Segment Start: SUPPLIED INFORMATION
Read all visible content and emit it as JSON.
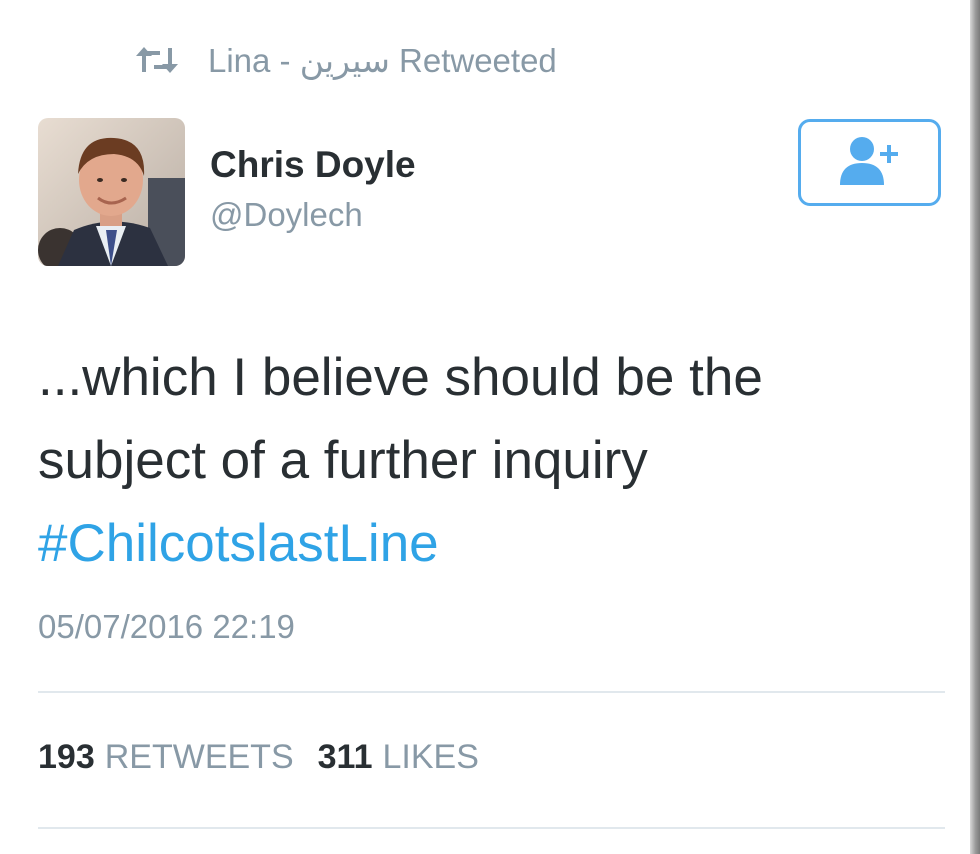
{
  "retweet_context": {
    "icon": "retweet-icon",
    "text": "Lina - سيرين Retweeted"
  },
  "author": {
    "name": "Chris Doyle",
    "handle": "@Doylech",
    "avatar": "author-avatar"
  },
  "follow_button": {
    "icon": "follow-user-icon"
  },
  "tweet": {
    "line1": "...which I believe should be the",
    "line2": "subject of a further inquiry",
    "hashtag": "#ChilcotslastLine"
  },
  "timestamp": "05/07/2016 22:19",
  "stats": {
    "retweets_count": "193",
    "retweets_label": "RETWEETS",
    "likes_count": "311",
    "likes_label": "LIKES"
  },
  "colors": {
    "accent": "#55acee",
    "hashtag": "#2fa3e6",
    "muted": "#8899a6",
    "text": "#292f33",
    "divider": "#e1e8ed"
  }
}
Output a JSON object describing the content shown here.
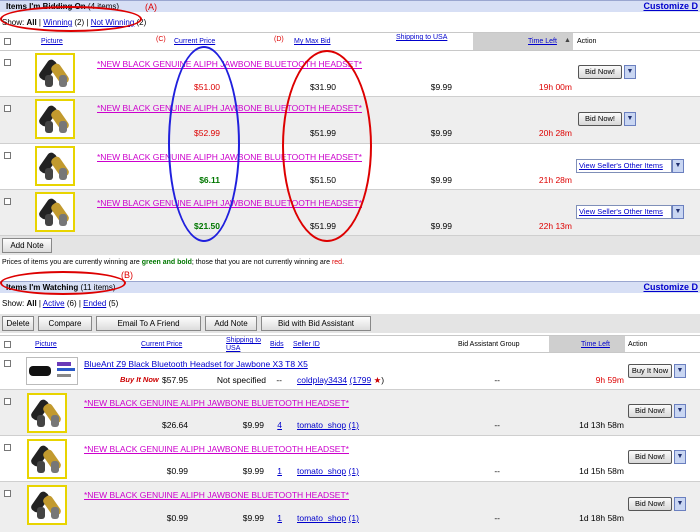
{
  "annotations": {
    "A": "(A)",
    "B": "(B)",
    "C": "(C)",
    "D": "(D)"
  },
  "bidding": {
    "title": "Items I'm Bidding On",
    "count": "(4 items)",
    "customize": "Customize D",
    "show_label": "Show:",
    "show_all": "All",
    "show_winning": "Winning",
    "show_winning_count": "(2)",
    "show_notwinning": "Not Winning",
    "show_notwinning_count": "(2)",
    "columns": {
      "picture": "Picture",
      "price": "Current Price",
      "maxbid": "My Max Bid",
      "shipping": "Shipping to USA",
      "timeleft": "Time Left",
      "action": "Action"
    },
    "rows": [
      {
        "title": "*NEW BLACK GENUINE ALIPH JAWBONE BLUETOOTH HEADSET*",
        "price": "$51.00",
        "maxbid": "$31.90",
        "shipping": "$9.99",
        "timeleft": "19h 00m",
        "action": "Bid Now!"
      },
      {
        "title": "*NEW BLACK GENUINE ALIPH JAWBONE BLUETOOTH HEADSET*",
        "price": "$52.99",
        "maxbid": "$51.99",
        "shipping": "$9.99",
        "timeleft": "20h 28m",
        "action": "Bid Now!"
      },
      {
        "title": "*NEW BLACK GENUINE ALIPH JAWBONE BLUETOOTH HEADSET*",
        "price": "$6.11",
        "maxbid": "$51.50",
        "shipping": "$9.99",
        "timeleft": "21h 28m",
        "action": "View Seller's Other Items"
      },
      {
        "title": "*NEW BLACK GENUINE ALIPH JAWBONE BLUETOOTH HEADSET*",
        "price": "$21.50",
        "maxbid": "$51.99",
        "shipping": "$9.99",
        "timeleft": "22h 13m",
        "action": "View Seller's Other Items"
      }
    ],
    "add_note": "Add Note",
    "legend_a": "Prices of items you are currently winning are",
    "legend_b": "green and bold",
    "legend_c": "; those that you are not currently winning are",
    "legend_d": "red",
    "legend_e": "."
  },
  "watching": {
    "title": "Items I'm Watching",
    "count": "(11 items)",
    "customize": "Customize D",
    "show_label": "Show:",
    "show_all": "All",
    "show_active": "Active",
    "show_active_count": "(6)",
    "show_ended": "Ended",
    "show_ended_count": "(5)",
    "toolbar": {
      "delete": "Delete",
      "compare": "Compare",
      "email": "Email To A Friend",
      "addnote": "Add Note",
      "bidassist": "Bid with Bid Assistant"
    },
    "columns": {
      "picture": "Picture",
      "price": "Current Price",
      "shipping": "Shipping to USA",
      "bids": "Bids",
      "seller": "Seller ID",
      "group": "Bid Assistant Group",
      "timeleft": "Time Left",
      "action": "Action"
    },
    "rows": [
      {
        "title": "BlueAnt Z9 Black Bluetooth Headset for Jawbone X3 T8 X5",
        "buyitnow": "Buy It Now",
        "price": "$57.95",
        "shipping": "Not specified",
        "bids": "--",
        "seller": "coldplay3434",
        "feedback": "(1799",
        "feedback_end": ")",
        "group": "--",
        "timeleft": "9h 59m",
        "action": "Buy It Now"
      },
      {
        "title": "*NEW BLACK GENUINE ALIPH JAWBONE BLUETOOTH HEADSET*",
        "price": "$26.64",
        "shipping": "$9.99",
        "bids": "4",
        "seller": "tomato_shop",
        "feedback": "(1)",
        "group": "--",
        "timeleft": "1d 13h 58m",
        "action": "Bid Now!"
      },
      {
        "title": "*NEW BLACK GENUINE ALIPH JAWBONE BLUETOOTH HEADSET*",
        "price": "$0.99",
        "shipping": "$9.99",
        "bids": "1",
        "seller": "tomato_shop",
        "feedback": "(1)",
        "group": "--",
        "timeleft": "1d 15h 58m",
        "action": "Bid Now!"
      },
      {
        "title": "*NEW BLACK GENUINE ALIPH JAWBONE BLUETOOTH HEADSET*",
        "price": "$0.99",
        "shipping": "$9.99",
        "bids": "1",
        "seller": "tomato_shop",
        "feedback": "(1)",
        "group": "--",
        "timeleft": "1d 18h 58m",
        "action": "Bid Now!"
      }
    ]
  }
}
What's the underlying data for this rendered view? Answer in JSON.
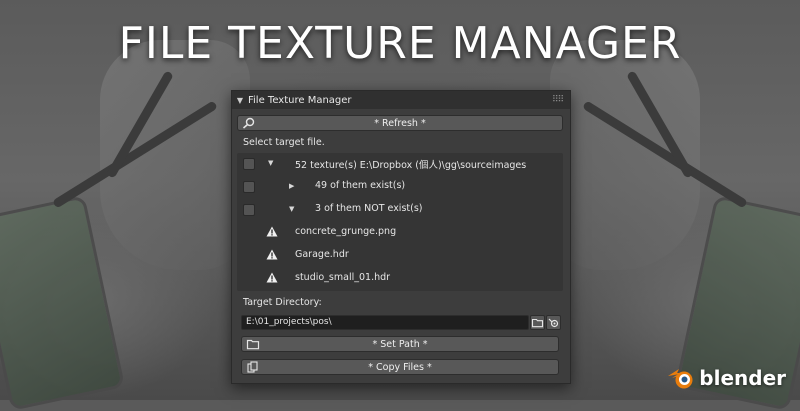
{
  "banner": {
    "title": "FILE TEXTURE MANAGER"
  },
  "panel": {
    "title": "File Texture Manager",
    "refresh_label": "*  Refresh  *",
    "select_label": "Select target file.",
    "tree": {
      "root": "52 texture(s)  E:\\Dropbox (個人)\\gg\\sourceimages",
      "exist": "49 of them exist(s)",
      "not_exist": "3 of them NOT exist(s)",
      "missing_files": [
        "concrete_grunge.png",
        "Garage.hdr",
        "studio_small_01.hdr"
      ]
    },
    "target_dir_label": "Target Directory:",
    "target_dir_value": "E:\\01_projects\\pos\\",
    "set_path_label": "*  Set Path  *",
    "copy_files_label": "*  Copy Files  *"
  },
  "logo": {
    "text": "blender"
  },
  "colors": {
    "accent": "#e87d0d",
    "blue": "#265787",
    "panel_bg": "#3d3d3d"
  }
}
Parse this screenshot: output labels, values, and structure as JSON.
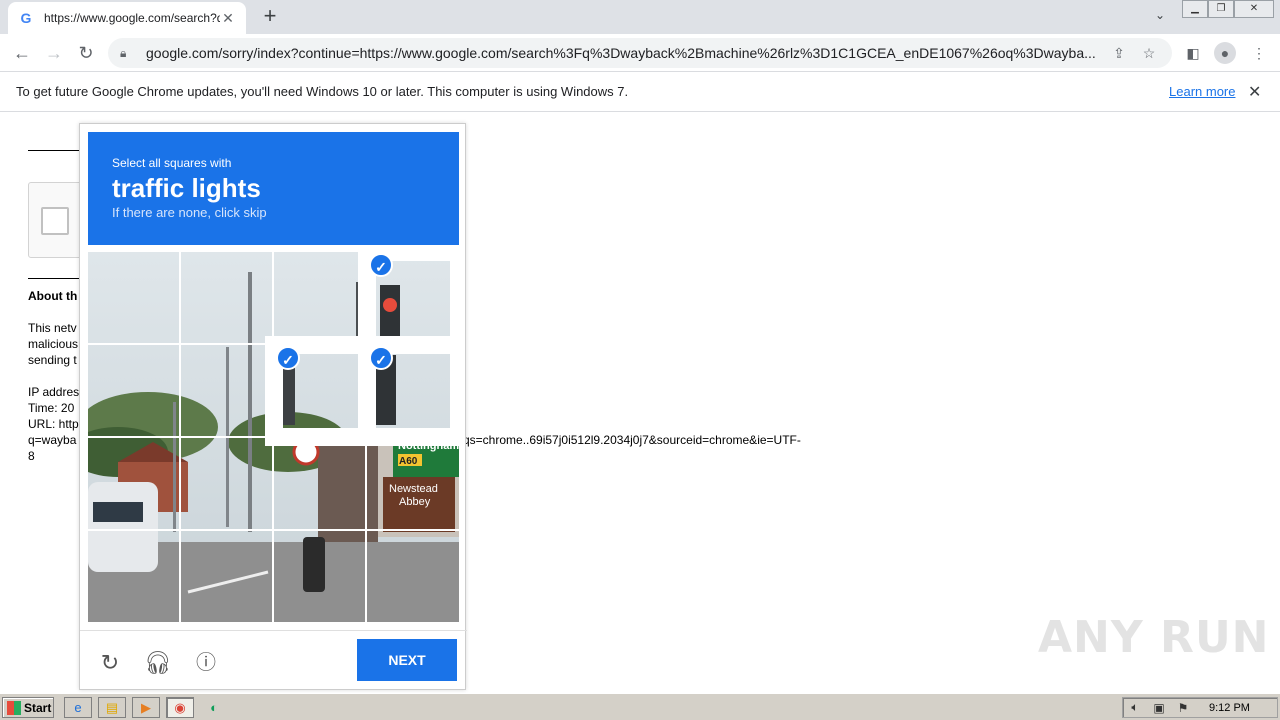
{
  "browser": {
    "tab_title": "https://www.google.com/search?q=",
    "tab_icon": "G",
    "new_tab": "+",
    "url": "google.com/sorry/index?continue=https://www.google.com/search%3Fq%3Dwayback%2Bmachine%26rlz%3D1C1GCEA_enDE1067%26oq%3Dwayba..."
  },
  "infobar": {
    "message": "To get future Google Chrome updates, you'll need Windows 10 or later. This computer is using Windows 7.",
    "learn_more": "Learn more"
  },
  "page": {
    "about": "About th",
    "line1": "This netv",
    "line2": "malicious",
    "line3": "sending t",
    "ip": "IP addres",
    "time": "Time: 20",
    "url_label": "URL: http",
    "url_line2": "q=wayba",
    "url_tail": "qs=chrome..69i57j0i512l9.2034j0j7&sourceid=chrome&ie=UTF-",
    "url_end": "8"
  },
  "challenge": {
    "instruction_small": "Select all squares with",
    "instruction_big": "traffic lights",
    "hint": "If there are none, click skip",
    "next_label": "NEXT",
    "tiles": [
      {
        "row": 0,
        "col": 0,
        "selected": false
      },
      {
        "row": 0,
        "col": 1,
        "selected": false
      },
      {
        "row": 0,
        "col": 2,
        "selected": false
      },
      {
        "row": 0,
        "col": 3,
        "selected": true
      },
      {
        "row": 1,
        "col": 0,
        "selected": false
      },
      {
        "row": 1,
        "col": 1,
        "selected": false
      },
      {
        "row": 1,
        "col": 2,
        "selected": true
      },
      {
        "row": 1,
        "col": 3,
        "selected": true
      },
      {
        "row": 2,
        "col": 0,
        "selected": false
      },
      {
        "row": 2,
        "col": 1,
        "selected": false
      },
      {
        "row": 2,
        "col": 2,
        "selected": false
      },
      {
        "row": 2,
        "col": 3,
        "selected": false
      },
      {
        "row": 3,
        "col": 0,
        "selected": false
      },
      {
        "row": 3,
        "col": 1,
        "selected": false
      },
      {
        "row": 3,
        "col": 2,
        "selected": false
      },
      {
        "row": 3,
        "col": 3,
        "selected": false
      }
    ],
    "sign1": "Nottingham",
    "sign2": "A60",
    "sign3": "Newstead",
    "sign4": "Abbey"
  },
  "watermark": "ANY RUN",
  "taskbar": {
    "start": "Start",
    "clock": "9:12 PM"
  },
  "colors": {
    "accent": "#1a73e8"
  }
}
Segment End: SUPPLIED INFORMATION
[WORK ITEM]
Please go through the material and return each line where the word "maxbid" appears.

[SOLUTION TO THIS TASK]
      "maxbid": "My Max Bid",
        "maxbid": "$31.90",
        "maxbid": "$51.99",
        "maxbid": "$51.50",
        "maxbid": "$51.99",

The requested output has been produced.